▶ [WHAT THE EXERCISE ASKS]
Below are lines of data. Give the number of them that contain the string "custom", and nothing else.

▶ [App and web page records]
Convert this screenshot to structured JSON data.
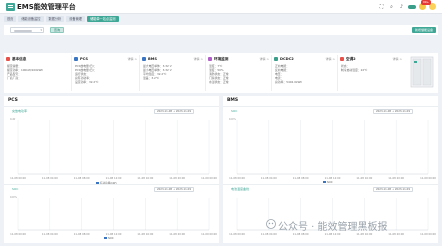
{
  "header": {
    "title": "EMS能效管理平台",
    "notification_count": "99+"
  },
  "tabs": [
    {
      "label": "首页",
      "active": false
    },
    {
      "label": "储能设备监控",
      "active": false
    },
    {
      "label": "数据分析",
      "active": false
    },
    {
      "label": "设备管理",
      "active": false
    },
    {
      "label": "储能单一站点监测",
      "active": true
    }
  ],
  "filter": {
    "query_label": "查询",
    "add_label": "新增储能设备"
  },
  "cards": [
    {
      "title": "基本信息",
      "color": "#e8514a",
      "detail": "",
      "lines": [
        "额定容量：",
        "额定功率：100kW/100kWh",
        "产品型号：",
        "厂商厂商："
      ]
    },
    {
      "title": "PCS",
      "color": "#3a75c4",
      "detail": "详情 >",
      "lines": [
        "PCS放电量(日)：",
        "PCS放电量(日)：",
        "运行状态：",
        "总有功功率：",
        "设定功率：32.2℃"
      ]
    },
    {
      "title": "BMS",
      "color": "#3a75c4",
      "detail": "详情 >",
      "lines": [
        "最大电压单体：3.32 V",
        "最小电压单体：3.32 V",
        "平均温度：32.2℃",
        "温差：3.2℃"
      ]
    },
    {
      "title": "环境监测",
      "color": "#b05dc9",
      "detail": "详情 >",
      "lines": [
        "温度：7℃",
        "湿度：50%",
        "消防状态：正常",
        "门禁状态：正常",
        "水浸状态：正常"
      ]
    },
    {
      "title": "DCDC2",
      "color": "#3a9e8a",
      "detail": "详情 >",
      "lines": [
        "正向电能：",
        "反向电能：",
        "电压：",
        "电流：",
        "总功率：5402.0kWh"
      ]
    },
    {
      "title": "空调2",
      "color": "#e8514a",
      "detail": "详情 >",
      "lines": [
        "状态：",
        "制冷启动温度：22℃"
      ]
    }
  ],
  "pcs_panel": {
    "title": "PCS",
    "sub1": {
      "label": "充放电功率",
      "date_start": "2023-11-08",
      "date_end": "2023-11-09",
      "y_top": "1kW",
      "legend": "有功功率(kW)"
    },
    "sub2": {
      "label": "SOC",
      "date_start": "2023-11-08",
      "date_end": "2023-11-09",
      "y_top": "100%",
      "legend": "SOC"
    }
  },
  "bms_panel": {
    "title": "BMS",
    "sub1": {
      "label": "SOC",
      "date_start": "2023-11-08",
      "date_end": "2023-11-09",
      "y_top": "100%",
      "legend": "SOC"
    },
    "sub2": {
      "label": "电池温度曲线",
      "date_start": "2023-11-08",
      "date_end": "2023-11-09",
      "y_top": "",
      "legend": ""
    }
  },
  "time_ticks": [
    "11-08 00:00",
    "11-08 04:00",
    "11-08 08:00",
    "11-08 12:00",
    "11-08 16:00",
    "11-08 20:00",
    "11-09 00:00"
  ],
  "watermark": "公众号 · 能效管理黑板报"
}
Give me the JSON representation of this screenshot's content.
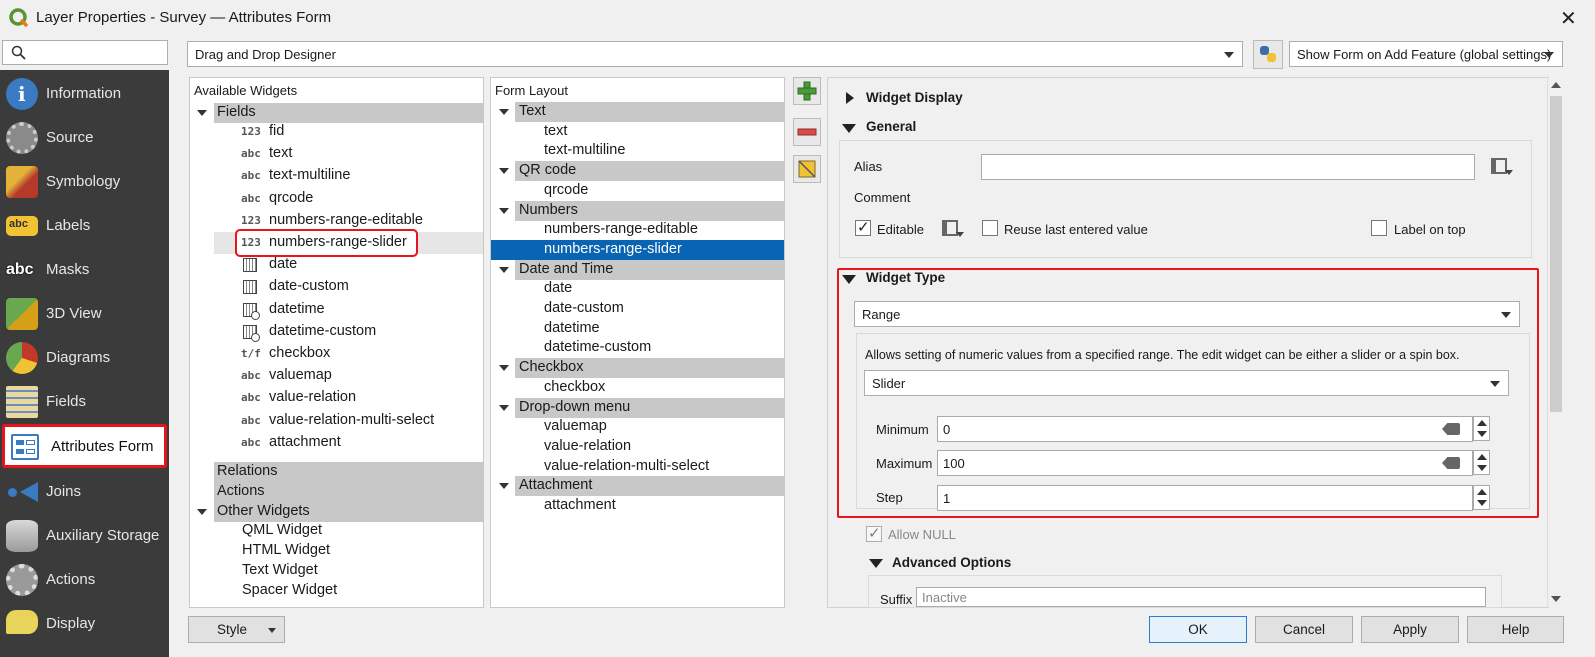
{
  "window": {
    "title": "Layer Properties - Survey — Attributes Form",
    "close": "✕"
  },
  "sidebar": {
    "items": [
      {
        "label": "Information",
        "icon": "information-icon"
      },
      {
        "label": "Source",
        "icon": "source-icon"
      },
      {
        "label": "Symbology",
        "icon": "symbology-icon"
      },
      {
        "label": "Labels",
        "icon": "labels-icon"
      },
      {
        "label": "Masks",
        "icon": "masks-icon"
      },
      {
        "label": "3D View",
        "icon": "3d-view-icon"
      },
      {
        "label": "Diagrams",
        "icon": "diagrams-icon"
      },
      {
        "label": "Fields",
        "icon": "fields-icon"
      },
      {
        "label": "Attributes Form",
        "icon": "attributes-form-icon"
      },
      {
        "label": "Joins",
        "icon": "joins-icon"
      },
      {
        "label": "Auxiliary Storage",
        "icon": "auxiliary-storage-icon"
      },
      {
        "label": "Actions",
        "icon": "actions-icon"
      },
      {
        "label": "Display",
        "icon": "display-icon"
      }
    ],
    "selected": "Attributes Form"
  },
  "toolbar": {
    "designer_mode": "Drag and Drop Designer",
    "show_form": "Show Form on Add Feature (global settings)"
  },
  "available_widgets": {
    "header": "Available Widgets",
    "fields_group": "Fields",
    "fields": [
      {
        "type": "123",
        "name": "fid"
      },
      {
        "type": "abc",
        "name": "text"
      },
      {
        "type": "abc",
        "name": "text-multiline"
      },
      {
        "type": "abc",
        "name": "qrcode"
      },
      {
        "type": "123",
        "name": "numbers-range-editable"
      },
      {
        "type": "123",
        "name": "numbers-range-slider"
      },
      {
        "type": "cal",
        "name": "date"
      },
      {
        "type": "cal",
        "name": "date-custom"
      },
      {
        "type": "clock",
        "name": "datetime"
      },
      {
        "type": "clock",
        "name": "datetime-custom"
      },
      {
        "type": "t/f",
        "name": "checkbox"
      },
      {
        "type": "abc",
        "name": "valuemap"
      },
      {
        "type": "abc",
        "name": "value-relation"
      },
      {
        "type": "abc",
        "name": "value-relation-multi-select"
      },
      {
        "type": "abc",
        "name": "attachment"
      }
    ],
    "relations": "Relations",
    "actions": "Actions",
    "other_group": "Other Widgets",
    "other": [
      "QML Widget",
      "HTML Widget",
      "Text Widget",
      "Spacer Widget"
    ]
  },
  "form_layout": {
    "header": "Form Layout",
    "groups": [
      {
        "name": "Text",
        "items": [
          "text",
          "text-multiline"
        ]
      },
      {
        "name": "QR code",
        "items": [
          "qrcode"
        ]
      },
      {
        "name": "Numbers",
        "items": [
          "numbers-range-editable",
          "numbers-range-slider"
        ]
      },
      {
        "name": "Date and Time",
        "items": [
          "date",
          "date-custom",
          "datetime",
          "datetime-custom"
        ]
      },
      {
        "name": "Checkbox",
        "items": [
          "checkbox"
        ]
      },
      {
        "name": "Drop-down menu",
        "items": [
          "valuemap",
          "value-relation",
          "value-relation-multi-select"
        ]
      },
      {
        "name": "Attachment",
        "items": [
          "attachment"
        ]
      }
    ],
    "selected": "numbers-range-slider"
  },
  "widget_display": {
    "title": "Widget Display"
  },
  "general": {
    "title": "General",
    "alias_label": "Alias",
    "alias_value": "",
    "comment_label": "Comment",
    "editable_label": "Editable",
    "editable": true,
    "reuse_label": "Reuse last entered value",
    "reuse": false,
    "label_on_top": "Label on top",
    "label_on_top_checked": false
  },
  "widget_type": {
    "title": "Widget Type",
    "type_value": "Range",
    "description": "Allows setting of numeric values from a specified range. The edit widget can be either a slider or a spin box.",
    "style_value": "Slider",
    "minimum_label": "Minimum",
    "minimum": "0",
    "maximum_label": "Maximum",
    "maximum": "100",
    "step_label": "Step",
    "step": "1",
    "allow_null_label": "Allow NULL",
    "allow_null": true
  },
  "advanced": {
    "title": "Advanced Options",
    "suffix_label": "Suffix",
    "suffix_placeholder": "Inactive"
  },
  "footer": {
    "style": "Style",
    "ok": "OK",
    "cancel": "Cancel",
    "apply": "Apply",
    "help": "Help"
  },
  "colors": {
    "sidebar_bg": "#3b3b3b",
    "selection": "#0a64b4",
    "highlight": "#e8141c",
    "group_bg": "#c8c8c8"
  }
}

▶ [WRITTEN RESPONSE]
4